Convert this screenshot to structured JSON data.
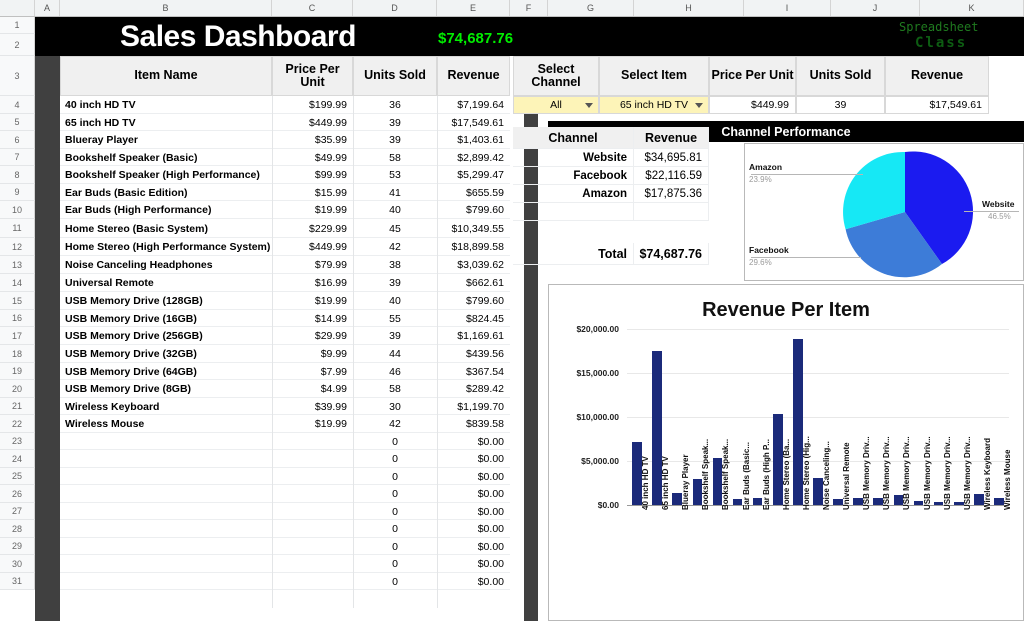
{
  "app": {
    "type": "spreadsheet",
    "columns": [
      "A",
      "B",
      "C",
      "D",
      "E",
      "F",
      "G",
      "H",
      "I",
      "J",
      "K"
    ],
    "rows": [
      "1",
      "2",
      "3",
      "4",
      "5",
      "6",
      "7",
      "8",
      "9",
      "10",
      "11",
      "12",
      "13",
      "14",
      "15",
      "16",
      "17",
      "18",
      "19",
      "20",
      "21",
      "22",
      "23",
      "24",
      "25",
      "26",
      "27",
      "28",
      "29",
      "30",
      "31"
    ]
  },
  "header": {
    "title": "Sales Dashboard",
    "grand_total": "$74,687.76",
    "logo_line1": "Spreadsheet",
    "logo_line2": "Class",
    "title_bg": "#000000",
    "total_color": "#00ee00",
    "logo_color": "#1f7a1f"
  },
  "item_table": {
    "columns": [
      "Item Name",
      "Price Per Unit",
      "Units Sold",
      "Revenue"
    ],
    "rows": [
      {
        "name": "40 inch HD TV",
        "price": "$199.99",
        "units": "36",
        "revenue": "$7,199.64"
      },
      {
        "name": "65 inch HD TV",
        "price": "$449.99",
        "units": "39",
        "revenue": "$17,549.61"
      },
      {
        "name": "Blueray Player",
        "price": "$35.99",
        "units": "39",
        "revenue": "$1,403.61"
      },
      {
        "name": "Bookshelf Speaker (Basic)",
        "price": "$49.99",
        "units": "58",
        "revenue": "$2,899.42"
      },
      {
        "name": "Bookshelf Speaker (High Performance)",
        "price": "$99.99",
        "units": "53",
        "revenue": "$5,299.47"
      },
      {
        "name": "Ear Buds (Basic Edition)",
        "price": "$15.99",
        "units": "41",
        "revenue": "$655.59"
      },
      {
        "name": "Ear Buds (High Performance)",
        "price": "$19.99",
        "units": "40",
        "revenue": "$799.60"
      },
      {
        "name": "Home Stereo (Basic System)",
        "price": "$229.99",
        "units": "45",
        "revenue": "$10,349.55"
      },
      {
        "name": "Home Stereo (High Performance System)",
        "price": "$449.99",
        "units": "42",
        "revenue": "$18,899.58"
      },
      {
        "name": "Noise Canceling Headphones",
        "price": "$79.99",
        "units": "38",
        "revenue": "$3,039.62"
      },
      {
        "name": "Universal Remote",
        "price": "$16.99",
        "units": "39",
        "revenue": "$662.61"
      },
      {
        "name": "USB Memory Drive (128GB)",
        "price": "$19.99",
        "units": "40",
        "revenue": "$799.60"
      },
      {
        "name": "USB Memory Drive (16GB)",
        "price": "$14.99",
        "units": "55",
        "revenue": "$824.45"
      },
      {
        "name": "USB Memory Drive (256GB)",
        "price": "$29.99",
        "units": "39",
        "revenue": "$1,169.61"
      },
      {
        "name": "USB Memory Drive (32GB)",
        "price": "$9.99",
        "units": "44",
        "revenue": "$439.56"
      },
      {
        "name": "USB Memory Drive (64GB)",
        "price": "$7.99",
        "units": "46",
        "revenue": "$367.54"
      },
      {
        "name": "USB Memory Drive (8GB)",
        "price": "$4.99",
        "units": "58",
        "revenue": "$289.42"
      },
      {
        "name": "Wireless Keyboard",
        "price": "$39.99",
        "units": "30",
        "revenue": "$1,199.70"
      },
      {
        "name": "Wireless Mouse",
        "price": "$19.99",
        "units": "42",
        "revenue": "$839.58"
      },
      {
        "name": "",
        "price": "",
        "units": "0",
        "revenue": "$0.00"
      },
      {
        "name": "",
        "price": "",
        "units": "0",
        "revenue": "$0.00"
      },
      {
        "name": "",
        "price": "",
        "units": "0",
        "revenue": "$0.00"
      },
      {
        "name": "",
        "price": "",
        "units": "0",
        "revenue": "$0.00"
      },
      {
        "name": "",
        "price": "",
        "units": "0",
        "revenue": "$0.00"
      },
      {
        "name": "",
        "price": "",
        "units": "0",
        "revenue": "$0.00"
      },
      {
        "name": "",
        "price": "",
        "units": "0",
        "revenue": "$0.00"
      },
      {
        "name": "",
        "price": "",
        "units": "0",
        "revenue": "$0.00"
      },
      {
        "name": "",
        "price": "",
        "units": "0",
        "revenue": "$0.00"
      }
    ]
  },
  "selector": {
    "columns": [
      "Select Channel",
      "Select Item",
      "Price Per Unit",
      "Units Sold",
      "Revenue"
    ],
    "channel_value": "All",
    "item_value": "65 inch HD TV",
    "price": "$449.99",
    "units": "39",
    "revenue": "$17,549.61",
    "dropdown_bg": "#fdf4b8"
  },
  "channel_panel": {
    "banner": "Channel Performance",
    "columns": [
      "Channel",
      "Revenue"
    ],
    "rows": [
      {
        "channel": "Website",
        "revenue": "$34,695.81"
      },
      {
        "channel": "Facebook",
        "revenue": "$22,116.59"
      },
      {
        "channel": "Amazon",
        "revenue": "$17,875.36"
      }
    ],
    "total_label": "Total",
    "total_value": "$74,687.76"
  },
  "chart_data": [
    {
      "type": "pie",
      "title": "",
      "labels": [
        "Website",
        "Facebook",
        "Amazon"
      ],
      "values": [
        34695.81,
        22116.59,
        17875.36
      ],
      "percent_labels": [
        "46.5%",
        "29.6%",
        "23.9%"
      ],
      "colors": [
        "#1b1bf0",
        "#3d7cd8",
        "#16e8f5"
      ],
      "legend": "labels-with-leader-lines"
    },
    {
      "type": "bar",
      "title": "Revenue Per Item",
      "xlabel": "",
      "ylabel": "",
      "ylim": [
        0,
        20000
      ],
      "ytick_labels": [
        "$0.00",
        "$5,000.00",
        "$10,000.00",
        "$15,000.00",
        "$20,000.00"
      ],
      "ytick_values": [
        0,
        5000,
        10000,
        15000,
        20000
      ],
      "grid": true,
      "bar_color": "#1b2a7a",
      "categories": [
        "40 inch HD TV",
        "65 inch HD TV",
        "Blueray Player",
        "Bookshelf Speak...",
        "Bookshelf Speak...",
        "Ear Buds (Basic...",
        "Ear Buds (High P...",
        "Home Stereo (Ba...",
        "Home Stereo (Hig...",
        "Noise Canceling...",
        "Universal Remote",
        "USB Memory Driv...",
        "USB Memory Driv...",
        "USB Memory Driv...",
        "USB Memory Driv...",
        "USB Memory Driv...",
        "USB Memory Driv...",
        "Wireless Keyboard",
        "Wireless Mouse"
      ],
      "values": [
        7199.64,
        17549.61,
        1403.61,
        2899.42,
        5299.47,
        655.59,
        799.6,
        10349.55,
        18899.58,
        3039.62,
        662.61,
        799.6,
        824.45,
        1169.61,
        439.56,
        367.54,
        289.42,
        1199.7,
        839.58
      ]
    }
  ]
}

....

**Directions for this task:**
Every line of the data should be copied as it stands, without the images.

**Written solution:**
Convert this screenshot to structured JSON data.
{
  "app": {
    "type": "spreadsheet",
    "columns": [
      "A",
      "B",
      "C",
      "D",
      "E",
      "F",
      "G",
      "H",
      "I",
      "J",
      "K"
    ],
    "rows": [
      "1",
      "2",
      "3",
      "4",
      "5",
      "6",
      "7",
      "8",
      "9",
      "10",
      "11",
      "12",
      "13",
      "14",
      "15",
      "16",
      "17",
      "18",
      "19",
      "20",
      "21",
      "22",
      "23",
      "24",
      "25",
      "26",
      "27",
      "28",
      "29",
      "30",
      "31"
    ]
  },
  "header": {
    "title": "Sales Dashboard",
    "grand_total": "$74,687.76",
    "logo_line1": "Spreadsheet",
    "logo_line2": "Class",
    "title_bg": "#000000",
    "total_color": "#00ee00",
    "logo_color": "#1f7a1f"
  },
  "item_table": {
    "columns": [
      "Item Name",
      "Price Per Unit",
      "Units Sold",
      "Revenue"
    ],
    "rows": [
      {
        "name": "40 inch HD TV",
        "price": "$199.99",
        "units": "36",
        "revenue": "$7,199.64"
      },
      {
        "name": "65 inch HD TV",
        "price": "$449.99",
        "units": "39",
        "revenue": "$17,549.61"
      },
      {
        "name": "Blueray Player",
        "price": "$35.99",
        "units": "39",
        "revenue": "$1,403.61"
      },
      {
        "name": "Bookshelf Speaker (Basic)",
        "price": "$49.99",
        "units": "58",
        "revenue": "$2,899.42"
      },
      {
        "name": "Bookshelf Speaker (High Performance)",
        "price": "$99.99",
        "units": "53",
        "revenue": "$5,299.47"
      },
      {
        "name": "Ear Buds (Basic Edition)",
        "price": "$15.99",
        "units": "41",
        "revenue": "$655.59"
      },
      {
        "name": "Ear Buds (High Performance)",
        "price": "$19.99",
        "units": "40",
        "revenue": "$799.60"
      },
      {
        "name": "Home Stereo (Basic System)",
        "price": "$229.99",
        "units": "45",
        "revenue": "$10,349.55"
      },
      {
        "name": "Home Stereo (High Performance System)",
        "price": "$449.99",
        "units": "42",
        "revenue": "$18,899.58"
      },
      {
        "name": "Noise Canceling Headphones",
        "price": "$79.99",
        "units": "38",
        "revenue": "$3,039.62"
      },
      {
        "name": "Universal Remote",
        "price": "$16.99",
        "units": "39",
        "revenue": "$662.61"
      },
      {
        "name": "USB Memory Drive (128GB)",
        "price": "$19.99",
        "units": "40",
        "revenue": "$799.60"
      },
      {
        "name": "USB Memory Drive (16GB)",
        "price": "$14.99",
        "units": "55",
        "revenue": "$824.45"
      },
      {
        "name": "USB Memory Drive (256GB)",
        "price": "$29.99",
        "units": "39",
        "revenue": "$1,169.61"
      },
      {
        "name": "USB Memory Drive (32GB)",
        "price": "$9.99",
        "units": "44",
        "revenue": "$439.56"
      },
      {
        "name": "USB Memory Drive (64GB)",
        "price": "$7.99",
        "units": "46",
        "revenue": "$367.54"
      },
      {
        "name": "USB Memory Drive (8GB)",
        "price": "$4.99",
        "units": "58",
        "revenue": "$289.42"
      },
      {
        "name": "Wireless Keyboard",
        "price": "$39.99",
        "units": "30",
        "revenue": "$1,199.70"
      },
      {
        "name": "Wireless Mouse",
        "price": "$19.99",
        "units": "42",
        "revenue": "$839.58"
      },
      {
        "name": "",
        "price": "",
        "units": "0",
        "revenue": "$0.00"
      },
      {
        "name": "",
        "price": "",
        "units": "0",
        "revenue": "$0.00"
      },
      {
        "name": "",
        "price": "",
        "units": "0",
        "revenue": "$0.00"
      },
      {
        "name": "",
        "price": "",
        "units": "0",
        "revenue": "$0.00"
      },
      {
        "name": "",
        "price": "",
        "units": "0",
        "revenue": "$0.00"
      },
      {
        "name": "",
        "price": "",
        "units": "0",
        "revenue": "$0.00"
      },
      {
        "name": "",
        "price": "",
        "units": "0",
        "revenue": "$0.00"
      },
      {
        "name": "",
        "price": "",
        "units": "0",
        "revenue": "$0.00"
      },
      {
        "name": "",
        "price": "",
        "units": "0",
        "revenue": "$0.00"
      }
    ]
  },
  "selector": {
    "columns": [
      "Select Channel",
      "Select Item",
      "Price Per Unit",
      "Units Sold",
      "Revenue"
    ],
    "channel_value": "All",
    "item_value": "65 inch HD TV",
    "price": "$449.99",
    "units": "39",
    "revenue": "$17,549.61",
    "dropdown_bg": "#fdf4b8"
  },
  "channel_panel": {
    "banner": "Channel Performance",
    "columns": [
      "Channel",
      "Revenue"
    ],
    "rows": [
      {
        "channel": "Website",
        "revenue": "$34,695.81"
      },
      {
        "channel": "Facebook",
        "revenue": "$22,116.59"
      },
      {
        "channel": "Amazon",
        "revenue": "$17,875.36"
      }
    ],
    "total_label": "Total",
    "total_value": "$74,687.76"
  },
  "chart_data": [
    {
      "type": "pie",
      "title": "",
      "labels": [
        "Website",
        "Facebook",
        "Amazon"
      ],
      "values": [
        34695.81,
        22116.59,
        17875.36
      ],
      "percent_labels": [
        "46.5%",
        "29.6%",
        "23.9%"
      ],
      "colors": [
        "#1b1bf0",
        "#3d7cd8",
        "#16e8f5"
      ],
      "legend": "labels-with-leader-lines"
    },
    {
      "type": "bar",
      "title": "Revenue Per Item",
      "xlabel": "",
      "ylabel": "",
      "ylim": [
        0,
        20000
      ],
      "ytick_labels": [
        "$0.00",
        "$5,000.00",
        "$10,000.00",
        "$15,000.00",
        "$20,000.00"
      ],
      "ytick_values": [
        0,
        5000,
        10000,
        15000,
        20000
      ],
      "grid": true,
      "bar_color": "#1b2a7a",
      "categories": [
        "40 inch HD TV",
        "65 inch HD TV",
        "Blueray Player",
        "Bookshelf Speak...",
        "Bookshelf Speak...",
        "Ear Buds (Basic...",
        "Ear Buds (High P...",
        "Home Stereo (Ba...",
        "Home Stereo (Hig...",
        "Noise Canceling...",
        "Universal Remote",
        "USB Memory Driv...",
        "USB Memory Driv...",
        "USB Memory Driv...",
        "USB Memory Driv...",
        "USB Memory Driv...",
        "USB Memory Driv...",
        "Wireless Keyboard",
        "Wireless Mouse"
      ],
      "values": [
        7199.64,
        17549.61,
        1403.61,
        2899.42,
        5299.47,
        655.59,
        799.6,
        10349.55,
        18899.58,
        3039.62,
        662.61,
        799.6,
        824.45,
        1169.61,
        439.56,
        367.54,
        289.42,
        1199.7,
        839.58
      ]
    }
  ]
}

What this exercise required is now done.